The day before Cox wandered into the woods for the last time, he was found confused outside a nearby development. The next day, when he wanted to go for a walk, the home sent an aide to watch him. But Cox soon bolted into the woods, and the aide, who wasn’t carrying a cellphone, didn’t follow, returning to the facility before calling rescue workers.
After a week of searching, law enforcement officers on an airboat found Cox’s partially clothed body in four feet of water on the edge of Harbor Lake, his upper torso ripped by alligator bites and both arms missing.
In the year before his death, regulators cited the home twice for not keeping key medical records, including doctor’s orders detailing the specific care each resident was supposed to receive. In fact, the home didn’t complete those documents for Cox until he’d been missing four days, records show.

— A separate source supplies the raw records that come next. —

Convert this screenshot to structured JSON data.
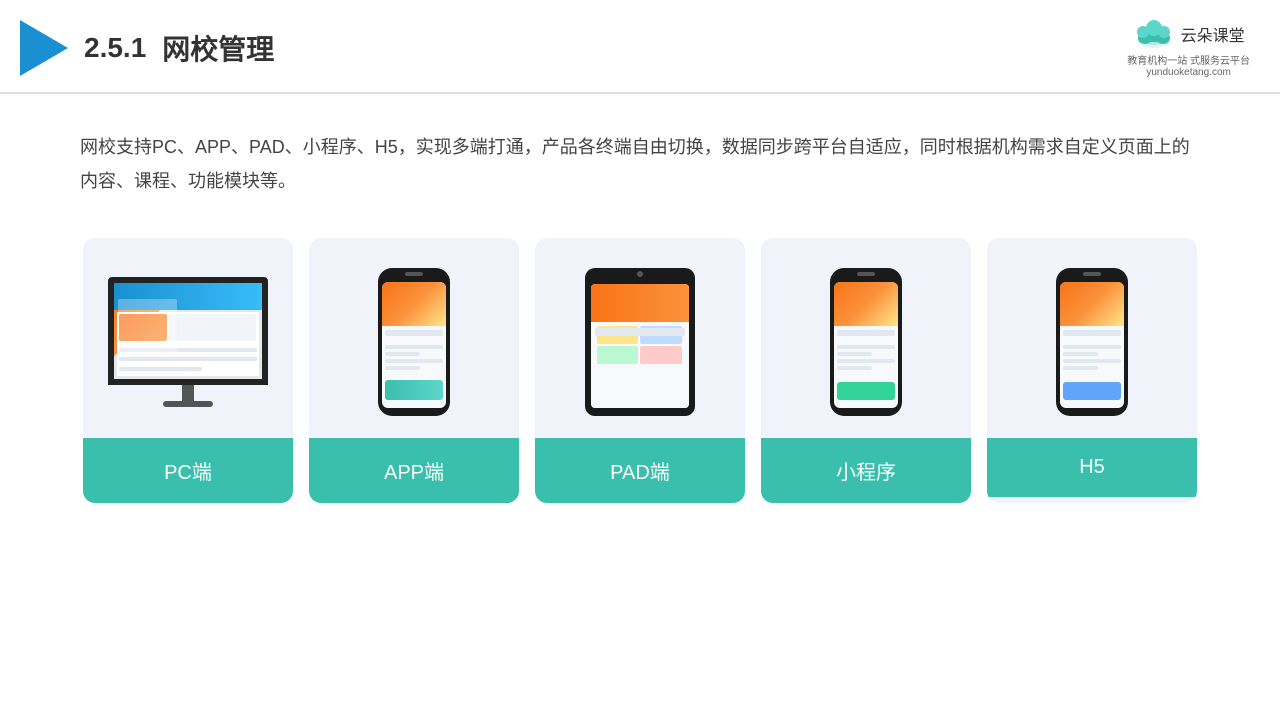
{
  "header": {
    "section_number": "2.5.1",
    "title": "网校管理",
    "brand_name": "云朵课堂",
    "brand_url": "yunduoketang.com",
    "brand_tagline": "教育机构一站\n式服务云平台"
  },
  "description": {
    "text": "网校支持PC、APP、PAD、小程序、H5，实现多端打通，产品各终端自由切换，数据同步跨平台自适应，同时根据机构需求自定义页面上的内容、课程、功能模块等。"
  },
  "cards": [
    {
      "id": "pc",
      "label": "PC端",
      "device_type": "monitor"
    },
    {
      "id": "app",
      "label": "APP端",
      "device_type": "phone_app"
    },
    {
      "id": "pad",
      "label": "PAD端",
      "device_type": "tablet"
    },
    {
      "id": "miniapp",
      "label": "小程序",
      "device_type": "phone_mini"
    },
    {
      "id": "h5",
      "label": "H5",
      "device_type": "phone_h5"
    }
  ],
  "colors": {
    "teal": "#3bbfad",
    "blue_accent": "#1a8fd1",
    "bg_card": "#f0f4fa",
    "text_dark": "#333",
    "text_body": "#444"
  }
}
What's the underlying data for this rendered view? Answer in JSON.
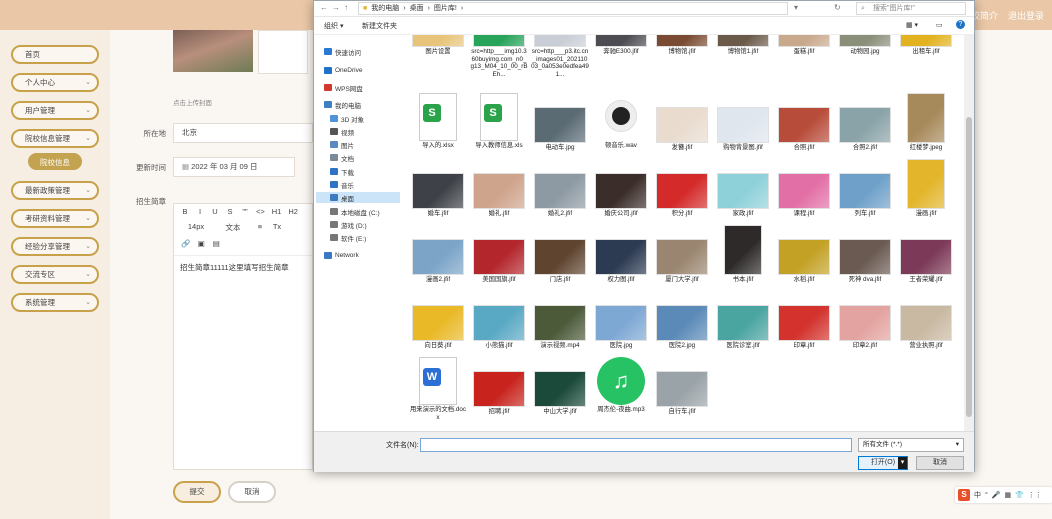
{
  "topbar": {
    "links": [
      "院校简介",
      "退出登录"
    ]
  },
  "sidebar": {
    "items": [
      {
        "label": "首页",
        "chevron": false
      },
      {
        "label": "个人中心",
        "chevron": true
      },
      {
        "label": "用户管理",
        "chevron": true
      },
      {
        "label": "院校信息管理",
        "chevron": true
      },
      {
        "label": "院校信息",
        "chevron": false,
        "sub": true
      },
      {
        "label": "最新政策管理",
        "chevron": true
      },
      {
        "label": "考研资料管理",
        "chevron": true
      },
      {
        "label": "经验分享管理",
        "chevron": true
      },
      {
        "label": "交流专区",
        "chevron": true
      },
      {
        "label": "系统管理",
        "chevron": true
      }
    ]
  },
  "form": {
    "upload_hint": "点击上传封面",
    "location_label": "所在地",
    "location_value": "北京",
    "update_time_label": "更新时间",
    "update_time_value": "2022 年 03 月 09 日",
    "guide_label": "招生简章",
    "editor_toolbar_row1": [
      "B",
      "I",
      "U",
      "S",
      "\"\"",
      "<>",
      "H1",
      "H2"
    ],
    "editor_toolbar_row2": [
      "14px",
      "文本",
      "≡",
      "Tx"
    ],
    "editor_content": "招生简章11111这里填写招生简章",
    "submit_label": "提交",
    "cancel_label": "取消"
  },
  "dialog": {
    "path": [
      "我的电脑",
      "桌面",
      "图片库!"
    ],
    "search_placeholder": "搜索\"图片库!\"",
    "cmd_organize": "组织 ▾",
    "cmd_new_folder": "新建文件夹",
    "nav": [
      {
        "label": "快速访问",
        "icon": "star-icon",
        "color": "#2a7ad1"
      },
      {
        "label": "OneDrive",
        "icon": "cloud-icon",
        "color": "#1e73c8"
      },
      {
        "label": "WPS网盘",
        "icon": "cloud-icon",
        "color": "#d0392b"
      },
      {
        "label": "我的电脑",
        "icon": "computer-icon",
        "color": "#3c7fc2"
      },
      {
        "label": "3D 对象",
        "icon": "cube-icon",
        "color": "#4f93d8"
      },
      {
        "label": "视频",
        "icon": "video-icon",
        "color": "#555555"
      },
      {
        "label": "图片",
        "icon": "picture-icon",
        "color": "#5a8bc0"
      },
      {
        "label": "文档",
        "icon": "document-icon",
        "color": "#7a8a99"
      },
      {
        "label": "下载",
        "icon": "download-icon",
        "color": "#2d74c4"
      },
      {
        "label": "音乐",
        "icon": "music-icon",
        "color": "#2d74c4"
      },
      {
        "label": "桌面",
        "icon": "desktop-icon",
        "color": "#3d7bc0",
        "selected": true
      },
      {
        "label": "本地磁盘 (C:)",
        "icon": "drive-icon",
        "color": "#777777"
      },
      {
        "label": "游戏 (D:)",
        "icon": "drive-icon",
        "color": "#777777"
      },
      {
        "label": "软件 (E:)",
        "icon": "drive-icon",
        "color": "#777777"
      },
      {
        "label": "Network",
        "icon": "network-icon",
        "color": "#3b78c4"
      }
    ],
    "files_row0": [
      {
        "name": "图片设置",
        "color": "#e8c47a"
      },
      {
        "name": "src=http___img10.360buyimg.com_n0_g13_M04_10_00_rBEh...",
        "color": "#27a35a"
      },
      {
        "name": "src=http___p3.itc.cn_images01_20211003_0a053e0edfea491...",
        "color": "#c9ced6"
      },
      {
        "name": "奔驰E300.jfif",
        "color": "#4c4c52"
      },
      {
        "name": "博物馆.jfif",
        "color": "#7a4b32"
      },
      {
        "name": "博物馆1.jfif",
        "color": "#6b5a4a"
      },
      {
        "name": "蛋糕.jfif",
        "color": "#c9a98b"
      },
      {
        "name": "动物园.jpg",
        "color": "#8a8f7a"
      },
      {
        "name": "出租车.jfif",
        "color": "#e3b21f"
      }
    ],
    "files": [
      {
        "name": "导入的.xlsx",
        "type": "xlsx"
      },
      {
        "name": "导入教师信息.xls",
        "type": "xlsx"
      },
      {
        "name": "电动车.jpg",
        "color": "#5b6b74"
      },
      {
        "name": "顿音乐.wav",
        "type": "wav"
      },
      {
        "name": "发簪.jfif",
        "color": "#e9dccf"
      },
      {
        "name": "购物背景图.jfif",
        "color": "#dfe6ee"
      },
      {
        "name": "合照.jfif",
        "color": "#b84c3a"
      },
      {
        "name": "合照2.jfif",
        "color": "#8aa3a8"
      },
      {
        "name": "红楼梦.jpeg",
        "color": "#a78a5b"
      },
      {
        "name": "婚车.jfif",
        "color": "#3e4147"
      },
      {
        "name": "婚礼.jfif",
        "color": "#cfa48c"
      },
      {
        "name": "婚礼2.jfif",
        "color": "#8e9aa3"
      },
      {
        "name": "婚庆公司.jfif",
        "color": "#3b2e2a"
      },
      {
        "name": "积分.jfif",
        "color": "#d42a2a"
      },
      {
        "name": "家政.jfif",
        "color": "#8fd1d9"
      },
      {
        "name": "课程.jfif",
        "color": "#e26fa5"
      },
      {
        "name": "列车.jfif",
        "color": "#6fa0c9"
      },
      {
        "name": "漫画.jfif",
        "color": "#e2b52b"
      },
      {
        "name": "漫画2.jfif",
        "color": "#7ba4c7"
      },
      {
        "name": "美国国旗.jfif",
        "color": "#b3262c"
      },
      {
        "name": "门店.jfif",
        "color": "#5f4530"
      },
      {
        "name": "权力图.jfif",
        "color": "#2c3a52"
      },
      {
        "name": "厦门大学.jfif",
        "color": "#9a8670"
      },
      {
        "name": "书本.jfif",
        "color": "#2e2a2a"
      },
      {
        "name": "水稻.jfif",
        "color": "#c3a125"
      },
      {
        "name": "死神 dva.jfif",
        "color": "#6a5a52"
      },
      {
        "name": "王者荣耀.jfif",
        "color": "#7c3a58"
      },
      {
        "name": "向日葵.jfif",
        "color": "#e9b928"
      },
      {
        "name": "小熊猫.jfif",
        "color": "#5aa9c4"
      },
      {
        "name": "演示视频.mp4",
        "color": "#4c5a3a"
      },
      {
        "name": "医院.jpg",
        "color": "#7ea8d4"
      },
      {
        "name": "医院2.jpg",
        "color": "#5b8ab8"
      },
      {
        "name": "医院诊室.jfif",
        "color": "#4aa4a0"
      },
      {
        "name": "印章.jfif",
        "color": "#d3322d"
      },
      {
        "name": "印章2.jfif",
        "color": "#e3a3a0"
      },
      {
        "name": "营业执照.jfif",
        "color": "#c9b9a2"
      },
      {
        "name": "用来演示的文档.docx",
        "type": "docx"
      },
      {
        "name": "招聘.jfif",
        "color": "#c8231d"
      },
      {
        "name": "中山大学.jfif",
        "color": "#1b4a3a"
      },
      {
        "name": "周杰伦-夜曲.mp3",
        "type": "mp3"
      },
      {
        "name": "自行车.jfif",
        "color": "#9aa3a8"
      }
    ],
    "filename_label": "文件名(N):",
    "filename_value": "",
    "filetype_value": "所有文件 (*.*)",
    "open_label": "打开(O)",
    "cancel_label": "取消"
  },
  "ime": {
    "items": [
      "中",
      "°",
      "🎤",
      "▦",
      "👕",
      "⋮⋮"
    ]
  }
}
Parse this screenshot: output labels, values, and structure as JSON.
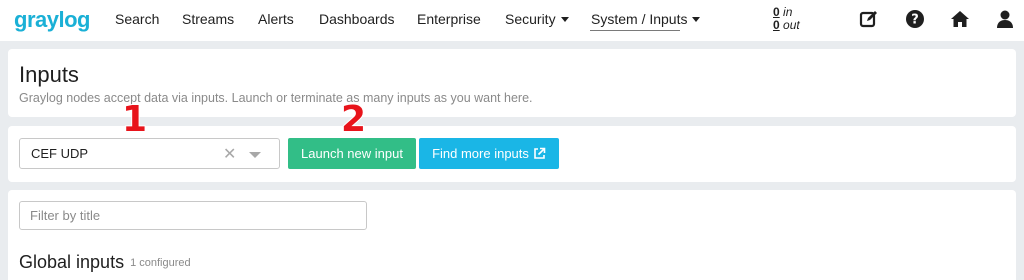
{
  "navbar": {
    "logo": "graylog",
    "items": [
      {
        "label": "Search"
      },
      {
        "label": "Streams"
      },
      {
        "label": "Alerts"
      },
      {
        "label": "Dashboards"
      },
      {
        "label": "Enterprise"
      },
      {
        "label": "Security"
      },
      {
        "label": "System / Inputs"
      }
    ],
    "throughput": {
      "in_value": "0",
      "in_label": "in",
      "out_value": "0",
      "out_label": "out"
    },
    "icons": [
      "edit-icon",
      "help-icon",
      "home-icon",
      "user-icon"
    ]
  },
  "header": {
    "title": "Inputs",
    "description": "Graylog nodes accept data via inputs. Launch or terminate as many inputs as you want here."
  },
  "launch": {
    "selected_input": "CEF UDP",
    "launch_button": "Launch new input",
    "find_button": "Find more inputs"
  },
  "list": {
    "filter_placeholder": "Filter by title",
    "section_title": "Global inputs",
    "section_count": "1 configured"
  },
  "markers": [
    "1",
    "2"
  ],
  "colors": {
    "brand": "#1ab0d6",
    "launch": "#32be87",
    "find": "#1ab6e6",
    "marker": "#e8141b"
  }
}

After initially finding the home had lost track of Cox when he ran into the woods, AHCA reversed its decision, saying workers at the home “were aware of the whereabouts,” said Shelisha Coleman, an agency spokesperson. But records show no one knew where Cox was until police pulled his badly mauled body from the water seven days later.
Sandoval, 52, whose family recently settled a lawsuit with the home for an undisclosed amount, said she was haunted by whether her father was still alive when his body was attacked by the alligator.
“I kept going around and around in my head all the different possibilities,” she said. “I was just driving myself crazy. Finally, I just came to the conclusion that I will never know.”